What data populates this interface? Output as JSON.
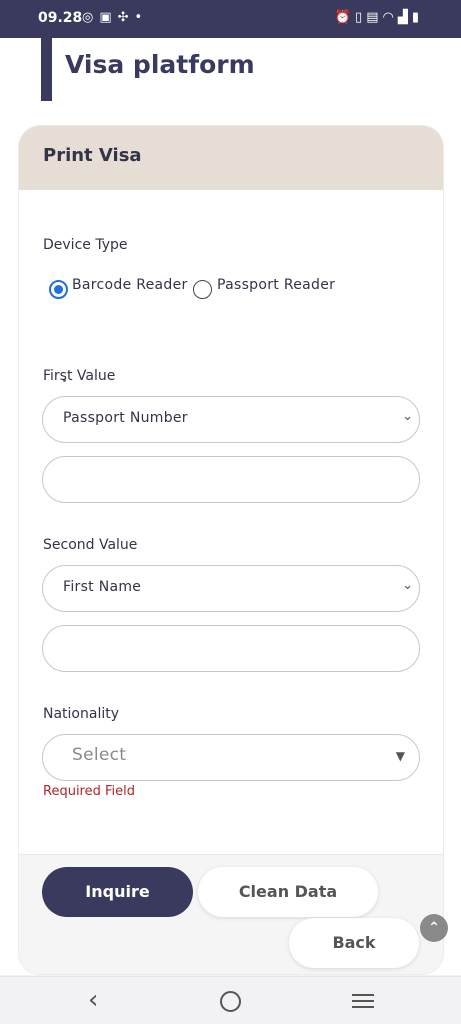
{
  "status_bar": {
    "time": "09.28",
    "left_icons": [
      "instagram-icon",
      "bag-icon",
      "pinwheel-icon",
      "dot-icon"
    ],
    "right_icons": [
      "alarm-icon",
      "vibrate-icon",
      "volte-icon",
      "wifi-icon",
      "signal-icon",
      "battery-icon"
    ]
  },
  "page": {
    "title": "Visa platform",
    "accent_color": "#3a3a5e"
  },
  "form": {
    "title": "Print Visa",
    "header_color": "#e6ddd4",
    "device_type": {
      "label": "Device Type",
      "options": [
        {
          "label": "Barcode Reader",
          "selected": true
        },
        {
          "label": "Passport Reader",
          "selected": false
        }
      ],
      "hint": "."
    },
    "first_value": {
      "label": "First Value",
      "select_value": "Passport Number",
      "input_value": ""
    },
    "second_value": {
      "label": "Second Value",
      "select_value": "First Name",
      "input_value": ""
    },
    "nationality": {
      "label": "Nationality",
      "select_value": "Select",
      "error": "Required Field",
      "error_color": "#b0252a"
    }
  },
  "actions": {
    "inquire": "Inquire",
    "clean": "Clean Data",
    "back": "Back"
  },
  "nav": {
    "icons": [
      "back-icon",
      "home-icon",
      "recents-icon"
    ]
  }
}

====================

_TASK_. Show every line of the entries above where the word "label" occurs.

_OUTPUT_.
      "label": "Device Type",
          "label": "Barcode Reader",
          "label": "Passport Reader",
      "label": "First Value",
      "label": "Second Value",
      "label": "Nationality",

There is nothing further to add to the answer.